Plans for their deployment were first made public last month by Colonel Aleksandr Petrov, the commander of the aviation unit of the Russian base. Petrov said the Russian military also plans to modernize its 16 MiG-29 fighter jets stationed in Armenia.
An explanatory note released by the Armenian government revealed that Russian and Armenian defense officials agreed on the helicopter deployment at a meeting in Yerevan last April. “The Russian side offered to strengthen the Russian military base No 102 and to that end 18 helicopters are due to be provided to the Republic of Armenia in November,” it said.
The Defense Ministry refused to clarify whether this wording means that some of the helicopters will be given to the Armenian armed forces.
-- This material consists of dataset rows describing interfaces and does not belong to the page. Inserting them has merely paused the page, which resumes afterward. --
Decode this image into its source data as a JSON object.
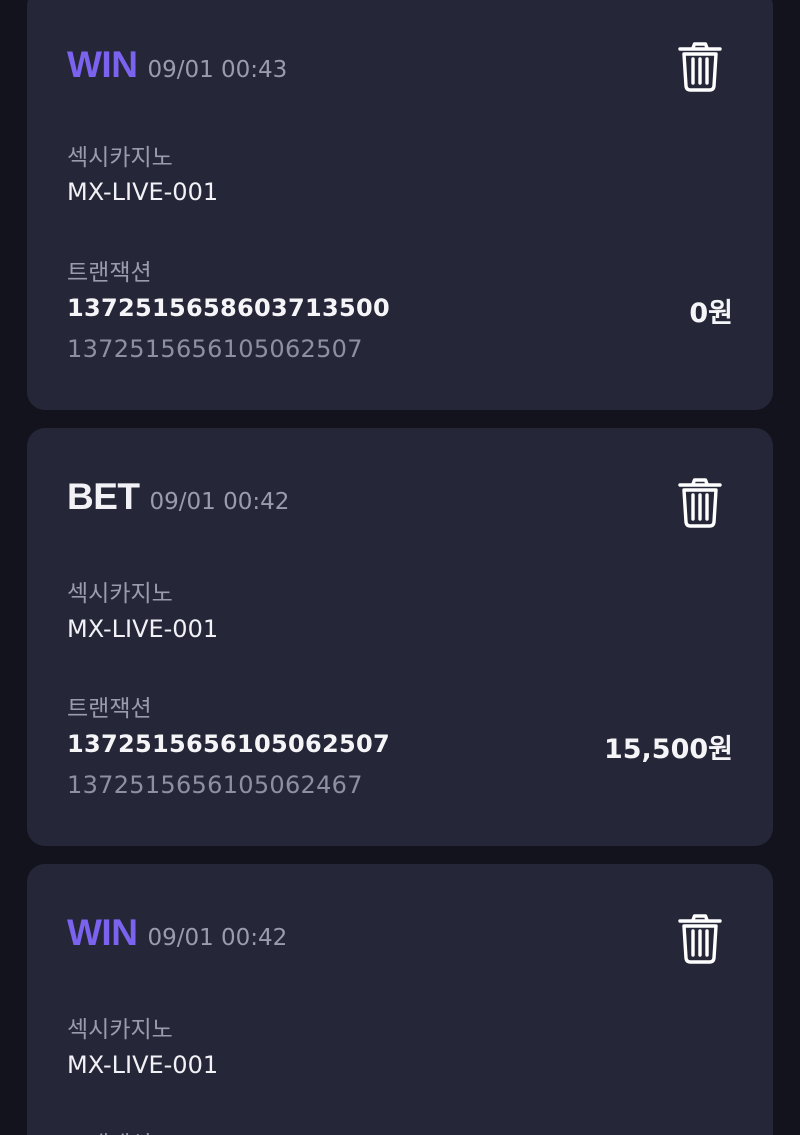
{
  "transactions": [
    {
      "type": "WIN",
      "datetime": "09/01 00:43",
      "casino": "섹시카지노",
      "game_id": "MX-LIVE-001",
      "transaction_label": "트랜잭션",
      "transaction_id": "1372515658603713500",
      "reference_id": "1372515656105062507",
      "amount": "0원"
    },
    {
      "type": "BET",
      "datetime": "09/01 00:42",
      "casino": "섹시카지노",
      "game_id": "MX-LIVE-001",
      "transaction_label": "트랜잭션",
      "transaction_id": "1372515656105062507",
      "reference_id": "1372515656105062467",
      "amount": "15,500원"
    },
    {
      "type": "WIN",
      "datetime": "09/01 00:42",
      "casino": "섹시카지노",
      "game_id": "MX-LIVE-001",
      "transaction_label": "트랜잭션"
    }
  ],
  "colors": {
    "background": "#12131d",
    "card": "#252739",
    "win_accent": "#7b63f0",
    "text_primary": "#f2f2f6",
    "text_secondary": "#9a9cab"
  },
  "icons": {
    "delete": "trash-icon"
  }
}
The ministry spokesman, Artsrun Hovannisian, said only that the deployment is part of growing Russian-Armenian military cooperation. “The Russian side has repeatedly spoken about the enlargement of its military base,” he told RFE/RL’s Armenian service (Azatutyun.am).
Hovannisian also stressed, “The Erebuni airport will in no case be fully handed over [to the Russians] because the airport also hosts an Armenian air force unit.”
Russian and Armenian officials announced in June that that Russia will help Armenia expand its relatively small air force within the framework of the Collective Security Treaty Organization (CSTO). But they did not elaborate.
Earlier this year, Moscow reportedly bolstered the base headquartered in Armenia’s second city of Gyumri with Iskander-M ballistic missiles capable of striking targets up to 400 kilometers away.